- **PROMPT**
Retype the entries exactly. Include every line.

============

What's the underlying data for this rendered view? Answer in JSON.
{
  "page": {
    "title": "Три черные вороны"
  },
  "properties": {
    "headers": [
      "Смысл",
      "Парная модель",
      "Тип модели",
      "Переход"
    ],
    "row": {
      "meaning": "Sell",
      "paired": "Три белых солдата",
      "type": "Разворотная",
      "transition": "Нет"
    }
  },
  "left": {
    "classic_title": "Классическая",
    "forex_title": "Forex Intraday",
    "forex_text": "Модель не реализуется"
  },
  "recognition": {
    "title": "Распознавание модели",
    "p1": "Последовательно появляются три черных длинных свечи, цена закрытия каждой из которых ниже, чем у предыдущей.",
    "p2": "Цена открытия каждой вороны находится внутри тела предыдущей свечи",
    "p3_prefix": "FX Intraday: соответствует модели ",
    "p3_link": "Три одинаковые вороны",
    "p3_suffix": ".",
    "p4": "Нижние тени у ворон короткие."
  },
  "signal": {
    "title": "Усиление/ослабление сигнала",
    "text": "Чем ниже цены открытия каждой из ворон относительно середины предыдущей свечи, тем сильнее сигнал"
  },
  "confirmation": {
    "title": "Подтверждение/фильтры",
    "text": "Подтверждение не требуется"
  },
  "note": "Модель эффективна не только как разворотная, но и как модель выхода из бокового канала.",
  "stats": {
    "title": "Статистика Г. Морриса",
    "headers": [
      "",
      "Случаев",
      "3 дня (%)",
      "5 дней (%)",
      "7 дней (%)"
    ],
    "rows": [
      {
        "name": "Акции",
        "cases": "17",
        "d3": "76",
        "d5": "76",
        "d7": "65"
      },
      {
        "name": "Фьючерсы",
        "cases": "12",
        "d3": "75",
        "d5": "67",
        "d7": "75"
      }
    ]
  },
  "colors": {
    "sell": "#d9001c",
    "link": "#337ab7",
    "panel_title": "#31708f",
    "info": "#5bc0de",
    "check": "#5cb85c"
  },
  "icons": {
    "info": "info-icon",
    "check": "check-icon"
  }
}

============

- **RESPONSE TO THIS EXERCISE**
What's the underlying data for this rendered view? Answer in JSON.
{
  "page": {
    "title": "Три черные вороны"
  },
  "properties": {
    "headers": [
      "Смысл",
      "Парная модель",
      "Тип модели",
      "Переход"
    ],
    "row": {
      "meaning": "Sell",
      "paired": "Три белых солдата",
      "type": "Разворотная",
      "transition": "Нет"
    }
  },
  "left": {
    "classic_title": "Классическая",
    "forex_title": "Forex Intraday",
    "forex_text": "Модель не реализуется"
  },
  "recognition": {
    "title": "Распознавание модели",
    "p1": "Последовательно появляются три черных длинных свечи, цена закрытия каждой из которых ниже, чем у предыдущей.",
    "p2": "Цена открытия каждой вороны находится внутри тела предыдущей свечи",
    "p3_prefix": "FX Intraday: соответствует модели ",
    "p3_link": "Три одинаковые вороны",
    "p3_suffix": ".",
    "p4": "Нижние тени у ворон короткие."
  },
  "signal": {
    "title": "Усиление/ослабление сигнала",
    "text": "Чем ниже цены открытия каждой из ворон относительно середины предыдущей свечи, тем сильнее сигнал"
  },
  "confirmation": {
    "title": "Подтверждение/фильтры",
    "text": "Подтверждение не требуется"
  },
  "note": "Модель эффективна не только как разворотная, но и как модель выхода из бокового канала.",
  "stats": {
    "title": "Статистика Г. Морриса",
    "headers": [
      "",
      "Случаев",
      "3 дня (%)",
      "5 дней (%)",
      "7 дней (%)"
    ],
    "rows": [
      {
        "name": "Акции",
        "cases": "17",
        "d3": "76",
        "d5": "76",
        "d7": "65"
      },
      {
        "name": "Фьючерсы",
        "cases": "12",
        "d3": "75",
        "d5": "67",
        "d7": "75"
      }
    ]
  },
  "colors": {
    "sell": "#d9001c",
    "link": "#337ab7",
    "panel_title": "#31708f",
    "info": "#5bc0de",
    "check": "#5cb85c"
  },
  "icons": {
    "info": "info-icon",
    "check": "check-icon"
  }
}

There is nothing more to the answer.